But, what I find most interesting, speaking from the perspective of a Brit who has lived in the States, and is therefore not entirely clueless about US politics, is that I have no problems in believing that a Republican US politician could think that this was either:
- Actually true
- A politically astute way of appealing to the religious vote
Either of these options is damaging for the integrity of American politics. If a politician doesn’t believe atheists should be citizens or, worse, doesn’t care but is prepared to sell them out for votes, then one day atheists could actually lose their right to be citizens.
An odd news article from South Korea, which looks like an April fool, but was published on 29 March.
In a classified ad in KScene, a free biweekly magazine, World Class describes itself as a group that “brings together all nationalities to discuss world issues and break down cultural barriers and prejudices.”
Breaking down the prejudices, however, doesn’t extend to all countries. “No Canadians please,” the ad continues.
When contacted by a Korea Herald reporter by e-mail, the organizer of the group, Bernard Carleton, elaborated further, “The thing is, CANADIANS ARE SCUM! They are self-loving, welfare supporting, over taxing, work ethic hating scum!!! They are not welcome in our group.”
I’m going with the April fools joke posted early theory, purely because one of the main universities in Ottawa, Canada is called Cartleton University.
I studied there for a while, and based on my purely unscientific observation of going out and meeting people, Canadians are very nice people.

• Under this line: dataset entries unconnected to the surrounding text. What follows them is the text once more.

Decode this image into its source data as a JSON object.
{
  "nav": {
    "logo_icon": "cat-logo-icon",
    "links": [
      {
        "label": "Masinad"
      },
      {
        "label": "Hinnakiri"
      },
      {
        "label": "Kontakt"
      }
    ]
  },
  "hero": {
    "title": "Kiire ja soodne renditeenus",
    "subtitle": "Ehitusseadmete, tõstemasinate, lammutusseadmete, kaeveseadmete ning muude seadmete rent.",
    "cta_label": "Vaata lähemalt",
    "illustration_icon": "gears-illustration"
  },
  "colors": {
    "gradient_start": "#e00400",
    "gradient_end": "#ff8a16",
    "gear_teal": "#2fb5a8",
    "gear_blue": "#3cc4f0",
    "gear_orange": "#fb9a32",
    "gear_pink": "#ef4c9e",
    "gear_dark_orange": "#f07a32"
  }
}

So there.
(Via The Marmot’s Hole).
You don’t have to read this blog, you know. There are plenty more out there.
For a few examples of the best in British blogging – check out Tim Worstall’s Britblog roundup number 59.
Doesn’t sound terribly exciting, does it? But the recently reported 20% birth rate increase could be the difference between life and death for the Russian state.
From 8.7 births per 1,000 people in 2000, it has gone to 10.4 in 2004, state statistics show.
Such figures compare favourably with other countries, notes leading Russian obstetrician Vladimir Serov: Germany recorded a rate of 8.3 births per thousand last year, while for Japan it was 9.5 and, in the UK, 10.8.
Since the tail end of the Soviet Union, the Russian population has plummeted at a rate of 5% (or around 750,000 people) per year, leading to predictions from the UN that, by 2050, Russia could have lost a staggering one in three of its population.
Russia still has to address some pretty fundamental problems – alcoholism and AIDS to name but two at the beginning of the alphabet – which contribute to a high death rate and an alarmingly low life expectancy for men.
But I wonder if this news could mark a turning point in Russia’s fortunes?